WASHINGTON — Tesla Inc. is recalling nearly 363,000 U.S. vehicles equipped with or pending installation of its Full Self-Driving beta software because of an increased risk of crash.
The recall covers certain 2016-23 Model S and Model X electric vehicles as well as certain 2017-23 Model 3 and 2020-23 Model Y vehicles.
NHTSA on Thursday said the automaker's self-described Full Self-Driving software "may allow the vehicle to act unsafe around intersections, such as traveling straight through an intersection while in a turn-only lane, entering a stop sign-controlled intersection without coming to a complete stop, or proceeding into an intersection during a steady yellow traffic signal without due caution."
The agency also said the system "may respond insufficiently to changes in posted speed limits or not adequately account for the driver's adjustment of the vehicle's speed to exceed posted speed limits."
To fix the issue, Tesla will release an over-the-air software update. Vehicle owner notification letters are expected to be mailed by April 15. Tesla said it expects to deploy the software update “in the coming weeks,” and that the update will “improve how FSD Beta negotiates certain driving maneuvers.”
NHTSA said it advised Tesla in January that it had identified “potential concerns” related to Full Self-Driving beta’s operation in specific roadway environments, according to a recall report submitted Wednesday.
The agency said it asked Tesla to address the concerns by issuing a recall notice.
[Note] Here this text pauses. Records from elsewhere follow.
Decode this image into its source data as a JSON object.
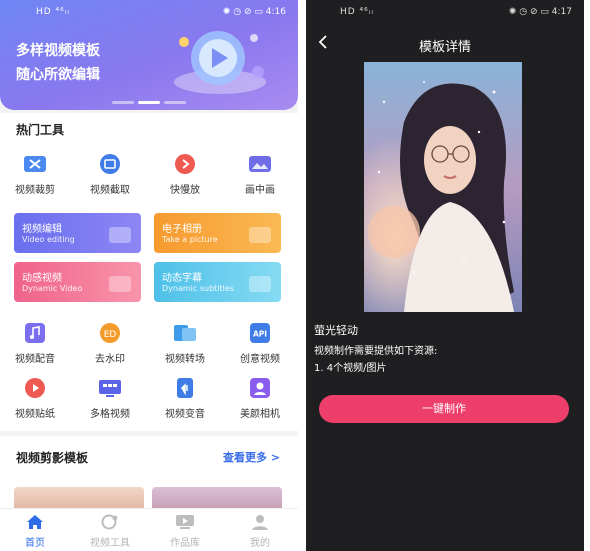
{
  "left_screen": {
    "status": {
      "signal": "HD ⁴⁶ᵢₗ",
      "battery_time": "✺ ◷ ⊘ ▭ 4:16"
    },
    "banner": {
      "line1": "多样视频模板",
      "line2": "随心所欲编辑"
    },
    "hot_tools": {
      "title": "热门工具",
      "items": [
        {
          "label": "视频裁剪",
          "icon": "video-crop-icon",
          "color": "#4a8af0"
        },
        {
          "label": "视频截取",
          "icon": "video-capture-icon",
          "color": "#3f7ce8"
        },
        {
          "label": "快慢放",
          "icon": "speed-icon",
          "color": "#ee5a52"
        },
        {
          "label": "画中画",
          "icon": "picture-in-picture-icon",
          "color": "#6f6ee8"
        }
      ]
    },
    "feature_cards": [
      {
        "title": "视频编辑",
        "subtitle": "Video editing",
        "color": "#6d74ee"
      },
      {
        "title": "电子相册",
        "subtitle": "Take a picture",
        "color": "#f7a53b"
      },
      {
        "title": "动感视频",
        "subtitle": "Dynamic Video",
        "color": "#f1678f"
      },
      {
        "title": "动态字幕",
        "subtitle": "Dynamic subtitles",
        "color": "#53c4e8"
      }
    ],
    "tools2": [
      {
        "label": "视频配音",
        "icon": "dubbing-icon",
        "color": "#7b6ff0"
      },
      {
        "label": "去水印",
        "icon": "remove-watermark-icon",
        "color": "#f39b2b"
      },
      {
        "label": "视频转场",
        "icon": "transition-icon",
        "color": "#3f9ce8"
      },
      {
        "label": "创意视频",
        "icon": "api-icon",
        "color": "#3f7ce8"
      },
      {
        "label": "视频贴纸",
        "icon": "sticker-icon",
        "color": "#ee5a52"
      },
      {
        "label": "多格视频",
        "icon": "grid-video-icon",
        "color": "#5b63e8"
      },
      {
        "label": "视频变音",
        "icon": "voice-change-icon",
        "color": "#3f7ce8"
      },
      {
        "label": "美颜相机",
        "icon": "beauty-camera-icon",
        "color": "#8a5cf0"
      }
    ],
    "templates": {
      "title": "视频剪影模板",
      "more": "查看更多 >"
    },
    "tabbar": [
      {
        "label": "首页",
        "icon": "home-icon",
        "active": true
      },
      {
        "label": "视频工具",
        "icon": "video-tools-icon",
        "active": false
      },
      {
        "label": "作品库",
        "icon": "works-library-icon",
        "active": false
      },
      {
        "label": "我的",
        "icon": "profile-icon",
        "active": false
      }
    ]
  },
  "right_screen": {
    "status": {
      "signal": "HD ⁴⁶ᵢₗ",
      "battery_time": "✺ ◷ ⊘ ▭ 4:17"
    },
    "nav_title": "模板详情",
    "template_name": "萤光轻动",
    "requirement": "视频制作需要提供如下资源:",
    "resource": "1. 4个视频/图片",
    "make_button": "一键制作"
  },
  "colors": {
    "accent_blue": "#2f6de8",
    "make_pink": "#ee3e6a",
    "dark_bg": "#1f1f21"
  }
}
Tesla, while not agreeing with the agency’s analysis, decided to issue a voluntary recall “out of an abundance of caution,” according to the report.
As of Tuesday, Tesla told U.S. auto safety regulators it has identified 18 warranty claims that were received between May 8, 2019, and Sept. 12, 2022, that may be related to the recall, the report stated.
Tesla said it was not aware of any injuries or deaths related to the issue.